(Task instructions) Across all the entries below, how many lines contain the string "text"? The number by itself is the answer.

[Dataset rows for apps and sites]
---+---

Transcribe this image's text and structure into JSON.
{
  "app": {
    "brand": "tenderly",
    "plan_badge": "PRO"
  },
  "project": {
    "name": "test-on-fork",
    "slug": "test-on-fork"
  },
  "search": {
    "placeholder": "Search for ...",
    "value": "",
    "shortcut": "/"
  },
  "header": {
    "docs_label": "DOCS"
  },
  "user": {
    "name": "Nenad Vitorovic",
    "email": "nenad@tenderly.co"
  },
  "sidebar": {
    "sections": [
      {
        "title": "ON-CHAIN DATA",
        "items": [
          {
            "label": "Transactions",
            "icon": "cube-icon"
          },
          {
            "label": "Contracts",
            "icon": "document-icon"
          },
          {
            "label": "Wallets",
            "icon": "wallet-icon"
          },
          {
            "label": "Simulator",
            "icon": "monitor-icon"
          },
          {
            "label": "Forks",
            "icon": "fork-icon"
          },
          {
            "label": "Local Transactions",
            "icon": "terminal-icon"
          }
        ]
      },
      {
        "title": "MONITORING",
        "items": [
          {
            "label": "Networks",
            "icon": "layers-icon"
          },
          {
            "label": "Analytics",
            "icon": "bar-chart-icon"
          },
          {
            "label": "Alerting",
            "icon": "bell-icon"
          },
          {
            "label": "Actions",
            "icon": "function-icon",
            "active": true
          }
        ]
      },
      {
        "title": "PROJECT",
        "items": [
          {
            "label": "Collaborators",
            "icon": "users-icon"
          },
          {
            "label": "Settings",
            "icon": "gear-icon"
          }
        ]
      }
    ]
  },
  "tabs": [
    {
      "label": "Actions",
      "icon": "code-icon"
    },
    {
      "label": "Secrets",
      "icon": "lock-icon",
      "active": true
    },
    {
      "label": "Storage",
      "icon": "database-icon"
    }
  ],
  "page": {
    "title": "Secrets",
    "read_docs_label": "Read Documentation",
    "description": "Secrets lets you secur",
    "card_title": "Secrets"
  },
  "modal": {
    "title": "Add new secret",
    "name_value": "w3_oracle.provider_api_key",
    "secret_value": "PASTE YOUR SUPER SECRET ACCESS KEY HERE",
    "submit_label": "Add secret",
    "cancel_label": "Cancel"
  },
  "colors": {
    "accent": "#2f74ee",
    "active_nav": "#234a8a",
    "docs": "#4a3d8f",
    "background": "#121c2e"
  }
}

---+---

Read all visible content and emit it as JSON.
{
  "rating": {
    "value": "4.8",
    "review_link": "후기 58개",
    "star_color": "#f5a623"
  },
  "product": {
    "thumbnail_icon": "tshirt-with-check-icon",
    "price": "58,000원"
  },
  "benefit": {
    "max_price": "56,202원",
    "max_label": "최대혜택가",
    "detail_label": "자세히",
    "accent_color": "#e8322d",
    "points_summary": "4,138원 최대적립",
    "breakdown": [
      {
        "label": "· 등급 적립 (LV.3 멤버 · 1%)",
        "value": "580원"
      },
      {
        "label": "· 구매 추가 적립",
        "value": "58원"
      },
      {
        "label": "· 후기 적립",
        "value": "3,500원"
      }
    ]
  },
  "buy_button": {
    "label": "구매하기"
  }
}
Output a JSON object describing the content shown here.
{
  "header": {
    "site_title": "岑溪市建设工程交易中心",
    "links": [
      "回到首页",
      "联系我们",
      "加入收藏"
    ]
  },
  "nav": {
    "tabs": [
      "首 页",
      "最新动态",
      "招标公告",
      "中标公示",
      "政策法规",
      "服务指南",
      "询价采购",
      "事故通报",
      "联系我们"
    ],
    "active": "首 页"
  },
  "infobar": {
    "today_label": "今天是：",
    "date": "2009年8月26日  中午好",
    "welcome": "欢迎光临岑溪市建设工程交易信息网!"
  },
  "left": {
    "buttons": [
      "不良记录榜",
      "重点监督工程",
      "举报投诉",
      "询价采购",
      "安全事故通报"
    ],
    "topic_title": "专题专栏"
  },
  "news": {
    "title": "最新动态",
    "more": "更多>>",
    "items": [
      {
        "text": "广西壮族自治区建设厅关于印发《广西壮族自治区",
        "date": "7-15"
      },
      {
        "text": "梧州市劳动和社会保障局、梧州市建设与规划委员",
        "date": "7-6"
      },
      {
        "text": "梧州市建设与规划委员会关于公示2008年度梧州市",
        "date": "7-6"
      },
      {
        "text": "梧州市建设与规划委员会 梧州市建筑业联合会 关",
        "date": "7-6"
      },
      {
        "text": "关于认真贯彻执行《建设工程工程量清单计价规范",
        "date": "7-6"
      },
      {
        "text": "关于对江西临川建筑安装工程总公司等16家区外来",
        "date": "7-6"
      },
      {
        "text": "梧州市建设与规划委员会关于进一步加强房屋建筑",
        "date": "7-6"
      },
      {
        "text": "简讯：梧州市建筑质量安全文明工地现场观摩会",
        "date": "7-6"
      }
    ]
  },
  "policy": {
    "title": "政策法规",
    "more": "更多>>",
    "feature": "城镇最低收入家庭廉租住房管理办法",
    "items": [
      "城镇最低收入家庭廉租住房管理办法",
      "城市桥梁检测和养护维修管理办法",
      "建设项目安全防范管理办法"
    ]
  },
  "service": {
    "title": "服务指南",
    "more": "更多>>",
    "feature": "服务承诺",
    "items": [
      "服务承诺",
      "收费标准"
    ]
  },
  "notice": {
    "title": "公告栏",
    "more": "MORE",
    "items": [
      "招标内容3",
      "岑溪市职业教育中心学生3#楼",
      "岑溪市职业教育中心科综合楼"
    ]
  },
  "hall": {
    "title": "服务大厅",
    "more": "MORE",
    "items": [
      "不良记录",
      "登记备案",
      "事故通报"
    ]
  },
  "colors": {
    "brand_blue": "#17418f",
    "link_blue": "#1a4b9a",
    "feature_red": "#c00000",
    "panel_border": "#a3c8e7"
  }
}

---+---

(Response for this exercise) 9